I examine 2,735 estimates of the elasticity of intertemporal substitution in consumption (EIS) reported in 169 published studies. The literature shows strong selective reporting: researchers discard negative and insignificant estimates too often, which pulls the mean estimate up by about 0.5. The reporting bias dwarfs the effects of methods, with the exception of the choice between micro and macro data. When I correct the mean for the bias, for macro estimates I get zero, even though the reported t-statistics are on average two. The corrected mean of micro estimates of the EIS for asset holders is around 0.3-0.4. Calibrations greater than 0.8 are inconsistent with the bulk of the empirical evidence.
Negative estimates of the elasticity are underreported ...
... and so are marginally insignificant estimates.
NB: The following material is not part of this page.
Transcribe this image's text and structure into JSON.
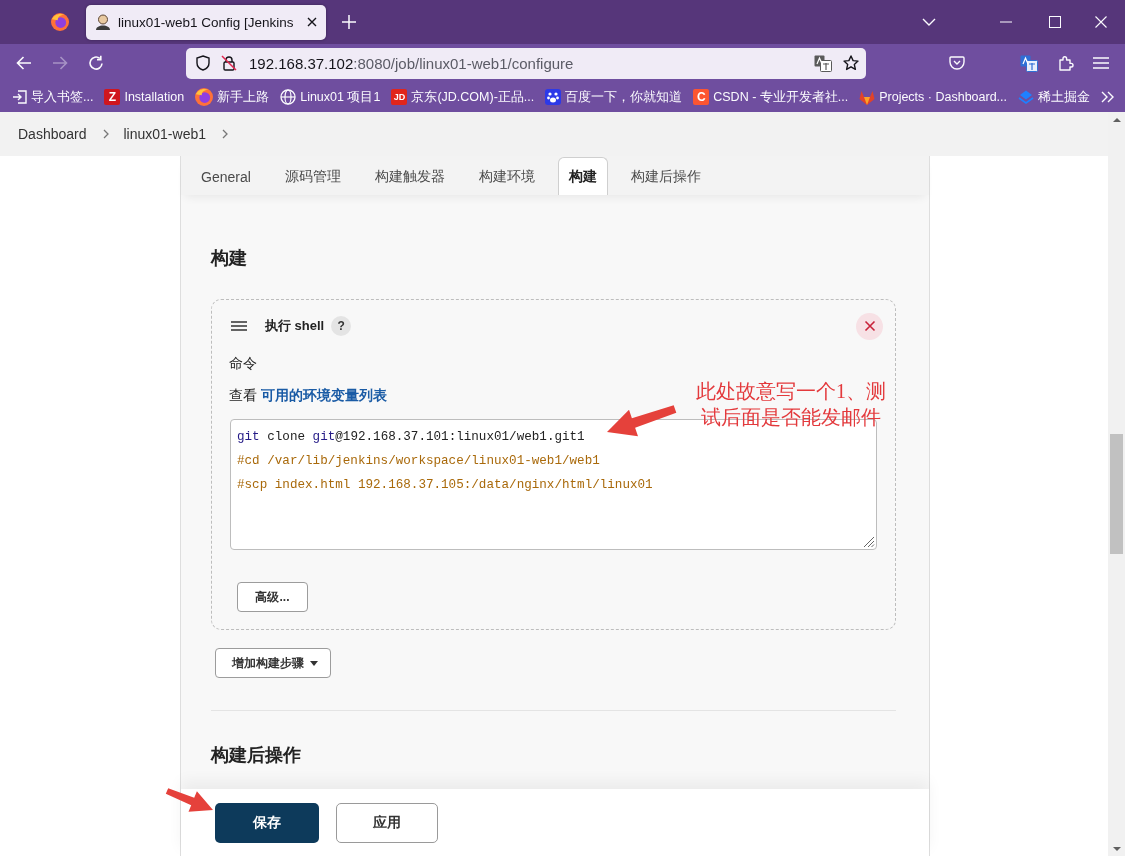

Reference: Tomas Havranek (2015), "Measuring Intertemporal Substitution: The Importance of Method Choices and Selective Reporting." Journal of the European Economic Association 13(6), 1180-1204.